pre-teen or teen


Early adolescence (ages 10 to 13)

Early adolescents grow quickly, especially girls, or those assigned female at birth. Breasts will begin to develop during this stage (which leads to many conversations about bras). Menses typically occurs in early adolescence, about 2-3 years after breast development starts. Talking about menses early helps to demystify it: It is perfectly normal, not gross, and you can still do sports or anything you want when you are having your period.

Boys at this age, or those assigned male at birth, will notice that their testicles increase in size. Everyone has an increase in body hair and body odor. Our budding teens may not even realize this, so it may be a good time to gently drop some deodorant on their beds.

[ More from Dr. Block: Why does my kid suddenly stink? ]

Although your early adolescent will writhe and cringe when you talk about upcoming body changes, they will also listen. Sometimes checking in or having brief conversations in the car are low-pressure times when kids can get specific questions answered or you can share a nugget of info. There are also wonderful classes and books for children to peruse. My kids went into complete agony when I first gave them a book about puberty. They then hid the book — but only after reading the whole thing!

It is common for children this age to begin to explore their moral thinking and identify their ideals. Kids in early adolescence may also start to question their gender identity. While early adolescence is a time of concrete thinking, it is also a period when children start to wonder about their role in the wider world. All of this while feeling moody, engaging in limit testing, and exploring privacy — and sometimes wanting to be hugged and cuddled like little kids.

pre-teen or teen

Middle adolescence (ages 14 to 17)

Middle adolescents continue to cope with changing bodies. Boys, or those assigned male at birth, often have growth spurts and puberty-related vocal  changes (“voice cracking”) during this stage. Girls, or those assigned female at birth, typically have regular menses by now. All teens can develop acne. If you notice your child has acne, definitely make an appointment with their provider. Acne can be treated, and there is no need to suffer. If you notice it, you can be sure they notice it, even though they may not mention it.

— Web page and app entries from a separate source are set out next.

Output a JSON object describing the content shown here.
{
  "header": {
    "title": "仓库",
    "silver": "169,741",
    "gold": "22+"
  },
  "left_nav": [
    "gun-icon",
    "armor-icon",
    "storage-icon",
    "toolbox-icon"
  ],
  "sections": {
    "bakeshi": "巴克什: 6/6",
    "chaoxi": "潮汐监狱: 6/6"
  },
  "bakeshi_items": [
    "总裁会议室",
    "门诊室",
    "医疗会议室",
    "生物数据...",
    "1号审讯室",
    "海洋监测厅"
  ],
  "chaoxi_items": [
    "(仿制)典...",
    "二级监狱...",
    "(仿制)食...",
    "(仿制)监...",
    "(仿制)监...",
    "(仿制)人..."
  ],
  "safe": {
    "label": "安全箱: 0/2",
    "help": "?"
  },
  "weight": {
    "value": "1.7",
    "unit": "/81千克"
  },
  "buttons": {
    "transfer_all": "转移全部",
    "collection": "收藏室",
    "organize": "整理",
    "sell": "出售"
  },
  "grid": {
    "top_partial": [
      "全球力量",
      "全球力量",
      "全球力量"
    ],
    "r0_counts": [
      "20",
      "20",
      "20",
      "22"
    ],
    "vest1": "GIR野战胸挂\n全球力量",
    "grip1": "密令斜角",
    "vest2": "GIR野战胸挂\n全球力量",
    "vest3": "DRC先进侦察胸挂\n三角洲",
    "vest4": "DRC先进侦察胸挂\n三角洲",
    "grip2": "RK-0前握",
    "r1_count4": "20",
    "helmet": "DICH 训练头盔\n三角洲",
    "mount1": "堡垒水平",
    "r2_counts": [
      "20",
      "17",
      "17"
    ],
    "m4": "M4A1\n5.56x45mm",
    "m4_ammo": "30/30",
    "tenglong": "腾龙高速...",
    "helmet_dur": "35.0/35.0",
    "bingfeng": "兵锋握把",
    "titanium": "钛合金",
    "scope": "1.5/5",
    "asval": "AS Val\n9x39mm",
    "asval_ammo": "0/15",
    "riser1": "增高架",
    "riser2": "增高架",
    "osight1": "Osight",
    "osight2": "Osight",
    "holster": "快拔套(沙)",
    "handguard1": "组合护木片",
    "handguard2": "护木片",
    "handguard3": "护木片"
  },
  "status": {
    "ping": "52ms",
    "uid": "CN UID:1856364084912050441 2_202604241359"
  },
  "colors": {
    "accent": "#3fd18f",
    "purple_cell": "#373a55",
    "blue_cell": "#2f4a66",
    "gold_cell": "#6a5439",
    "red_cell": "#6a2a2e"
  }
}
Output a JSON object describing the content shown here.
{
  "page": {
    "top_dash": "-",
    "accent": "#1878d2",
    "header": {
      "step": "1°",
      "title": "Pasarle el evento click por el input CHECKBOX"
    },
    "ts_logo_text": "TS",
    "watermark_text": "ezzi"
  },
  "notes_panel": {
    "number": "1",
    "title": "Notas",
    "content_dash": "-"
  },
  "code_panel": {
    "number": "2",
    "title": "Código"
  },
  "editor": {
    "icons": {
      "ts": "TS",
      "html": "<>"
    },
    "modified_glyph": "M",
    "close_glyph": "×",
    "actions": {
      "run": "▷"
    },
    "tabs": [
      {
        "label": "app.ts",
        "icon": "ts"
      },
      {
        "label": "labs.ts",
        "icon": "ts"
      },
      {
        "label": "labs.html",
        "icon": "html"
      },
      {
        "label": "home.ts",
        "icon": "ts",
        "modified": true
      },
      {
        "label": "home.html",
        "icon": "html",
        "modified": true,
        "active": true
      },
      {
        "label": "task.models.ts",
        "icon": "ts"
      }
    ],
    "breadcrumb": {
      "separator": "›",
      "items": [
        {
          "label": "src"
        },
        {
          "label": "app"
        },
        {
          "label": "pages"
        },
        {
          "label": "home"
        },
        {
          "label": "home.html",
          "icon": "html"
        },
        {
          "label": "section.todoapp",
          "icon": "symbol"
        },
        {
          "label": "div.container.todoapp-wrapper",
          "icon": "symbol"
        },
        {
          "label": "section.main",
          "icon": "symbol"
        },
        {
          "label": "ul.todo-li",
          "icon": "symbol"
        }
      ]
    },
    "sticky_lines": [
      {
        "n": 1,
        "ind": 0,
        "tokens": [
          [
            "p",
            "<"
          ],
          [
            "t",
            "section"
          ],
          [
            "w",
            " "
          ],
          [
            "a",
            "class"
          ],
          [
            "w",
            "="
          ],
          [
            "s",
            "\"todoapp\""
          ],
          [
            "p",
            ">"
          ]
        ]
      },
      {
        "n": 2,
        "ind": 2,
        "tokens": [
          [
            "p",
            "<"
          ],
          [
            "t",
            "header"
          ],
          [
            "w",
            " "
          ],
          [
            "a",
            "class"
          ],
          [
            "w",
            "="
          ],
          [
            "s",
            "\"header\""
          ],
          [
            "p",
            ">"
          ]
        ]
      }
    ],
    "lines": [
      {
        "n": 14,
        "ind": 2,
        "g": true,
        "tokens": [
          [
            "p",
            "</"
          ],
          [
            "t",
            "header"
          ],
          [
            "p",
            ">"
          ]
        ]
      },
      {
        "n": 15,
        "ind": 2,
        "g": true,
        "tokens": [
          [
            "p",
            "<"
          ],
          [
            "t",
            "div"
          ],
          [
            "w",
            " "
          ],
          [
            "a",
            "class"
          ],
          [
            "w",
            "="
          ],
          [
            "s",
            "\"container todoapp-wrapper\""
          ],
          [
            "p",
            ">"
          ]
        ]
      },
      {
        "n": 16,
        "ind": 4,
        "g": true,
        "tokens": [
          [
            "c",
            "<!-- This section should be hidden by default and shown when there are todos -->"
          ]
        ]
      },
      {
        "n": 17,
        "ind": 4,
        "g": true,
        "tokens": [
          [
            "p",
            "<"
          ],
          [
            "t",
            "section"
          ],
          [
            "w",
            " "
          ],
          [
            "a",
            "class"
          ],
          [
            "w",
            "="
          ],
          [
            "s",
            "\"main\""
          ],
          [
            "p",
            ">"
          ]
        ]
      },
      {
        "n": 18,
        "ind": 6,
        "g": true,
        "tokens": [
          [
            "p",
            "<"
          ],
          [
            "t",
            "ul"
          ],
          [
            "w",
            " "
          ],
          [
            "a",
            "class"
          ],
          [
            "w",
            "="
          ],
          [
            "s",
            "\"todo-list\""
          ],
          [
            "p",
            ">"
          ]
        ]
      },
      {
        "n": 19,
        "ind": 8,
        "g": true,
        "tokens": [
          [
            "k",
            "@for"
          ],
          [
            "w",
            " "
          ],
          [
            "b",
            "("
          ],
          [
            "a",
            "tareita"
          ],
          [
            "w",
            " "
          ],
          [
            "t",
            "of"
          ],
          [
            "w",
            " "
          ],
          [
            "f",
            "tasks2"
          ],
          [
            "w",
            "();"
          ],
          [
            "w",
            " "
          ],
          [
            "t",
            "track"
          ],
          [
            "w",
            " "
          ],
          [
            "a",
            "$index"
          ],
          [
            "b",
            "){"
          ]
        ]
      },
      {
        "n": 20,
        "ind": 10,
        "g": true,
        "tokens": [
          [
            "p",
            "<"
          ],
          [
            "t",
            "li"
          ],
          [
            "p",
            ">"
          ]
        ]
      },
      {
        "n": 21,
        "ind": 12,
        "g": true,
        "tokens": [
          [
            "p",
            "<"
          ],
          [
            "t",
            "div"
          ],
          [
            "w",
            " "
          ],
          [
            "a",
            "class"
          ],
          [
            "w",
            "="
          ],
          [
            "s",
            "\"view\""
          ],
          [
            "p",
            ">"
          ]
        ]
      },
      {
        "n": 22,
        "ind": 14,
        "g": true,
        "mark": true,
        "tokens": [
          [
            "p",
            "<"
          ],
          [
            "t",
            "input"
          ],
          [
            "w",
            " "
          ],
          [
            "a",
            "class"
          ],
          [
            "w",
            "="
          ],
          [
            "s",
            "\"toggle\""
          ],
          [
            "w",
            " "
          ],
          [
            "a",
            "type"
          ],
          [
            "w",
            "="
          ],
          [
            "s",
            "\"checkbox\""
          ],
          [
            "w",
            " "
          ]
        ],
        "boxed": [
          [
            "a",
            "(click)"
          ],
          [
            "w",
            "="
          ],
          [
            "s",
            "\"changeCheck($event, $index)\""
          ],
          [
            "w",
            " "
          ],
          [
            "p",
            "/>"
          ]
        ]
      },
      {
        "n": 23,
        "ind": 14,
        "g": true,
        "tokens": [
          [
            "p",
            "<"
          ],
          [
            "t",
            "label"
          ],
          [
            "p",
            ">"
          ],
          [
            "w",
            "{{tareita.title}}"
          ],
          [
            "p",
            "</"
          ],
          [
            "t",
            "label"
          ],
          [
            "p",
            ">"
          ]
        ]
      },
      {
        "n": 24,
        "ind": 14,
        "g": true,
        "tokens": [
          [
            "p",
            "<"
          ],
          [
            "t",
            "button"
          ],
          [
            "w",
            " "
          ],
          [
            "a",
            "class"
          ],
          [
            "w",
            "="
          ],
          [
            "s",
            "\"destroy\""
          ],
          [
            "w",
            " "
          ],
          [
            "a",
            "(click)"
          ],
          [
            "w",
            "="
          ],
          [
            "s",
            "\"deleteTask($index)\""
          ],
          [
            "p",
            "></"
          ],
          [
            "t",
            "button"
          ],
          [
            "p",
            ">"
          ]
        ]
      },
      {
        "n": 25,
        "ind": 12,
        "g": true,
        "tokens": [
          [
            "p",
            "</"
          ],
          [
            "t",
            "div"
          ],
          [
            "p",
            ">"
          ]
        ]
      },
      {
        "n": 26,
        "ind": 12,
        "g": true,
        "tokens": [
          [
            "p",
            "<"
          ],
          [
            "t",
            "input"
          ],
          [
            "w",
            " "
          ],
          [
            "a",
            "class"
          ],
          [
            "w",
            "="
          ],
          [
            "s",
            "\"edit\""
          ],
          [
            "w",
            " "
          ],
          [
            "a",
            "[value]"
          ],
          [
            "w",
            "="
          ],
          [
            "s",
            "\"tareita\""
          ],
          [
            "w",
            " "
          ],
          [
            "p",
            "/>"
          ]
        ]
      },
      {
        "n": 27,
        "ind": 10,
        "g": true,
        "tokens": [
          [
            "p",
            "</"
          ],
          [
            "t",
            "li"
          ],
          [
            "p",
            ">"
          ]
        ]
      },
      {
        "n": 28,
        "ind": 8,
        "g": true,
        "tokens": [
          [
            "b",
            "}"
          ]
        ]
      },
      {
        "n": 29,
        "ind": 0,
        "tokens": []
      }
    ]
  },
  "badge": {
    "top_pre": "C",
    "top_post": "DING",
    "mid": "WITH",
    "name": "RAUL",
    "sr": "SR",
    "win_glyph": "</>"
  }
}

Middle adolescents have increased impulse control and are somewhat better at complex decision making. That being said, there is definitely a focus on peer pressure and boundary testing. Teens at this age are working toward more independence, and this often means less time with family. This is also a time when many develop romantic and sexual relationships. For teens of all genders, self-stimulation, also called masturbation, is common. Open conversations about consent, sexually transmitted infections, and pregnancy are really important.

Late adolescence (18 to 21 … more or less)

These are your college students or young adults, new to the work force. Late adolescence is defined by a combination of social and emotional development milestones. Most teens are through the physical changes of adolescence and have increased individuality and impulse control and can better gauge risk and reward. This is often the stage where your relationship as a parent change to a more “adult” one with your children, even if they’ll always be your little ones.



Help your teen navigate the changes

Recognizing the transitions of adolescence and helping your child anticipate them can make a confusing time easier for both of you and can support healthy development.

  • Recognize their feelings. Keep open communication about physical changes, relationships, and sexuality, and accept they are working through big changes.
  • Set clear boundaries and limits. Have conversations about risky behaviors and offer chances for independence and privacy.
  • Stay positive. You may be worried about them or anxious about some of what adolescence brings, and they may be too. Staying realistically positive gives them a path forward.
  • Ask for help. Adolescence is a wild ride. Talk to your health care provider or a mental health counselor if you have questions.




More from Dr. Block and Kaiser Permanente in Seattle’s Child:

About the Author

Susanna Block

Dr. Susanna Block, MD, MPH, is a pediatrician with Kaiser Permanente in Seattle and lives with her family in Queen Anne.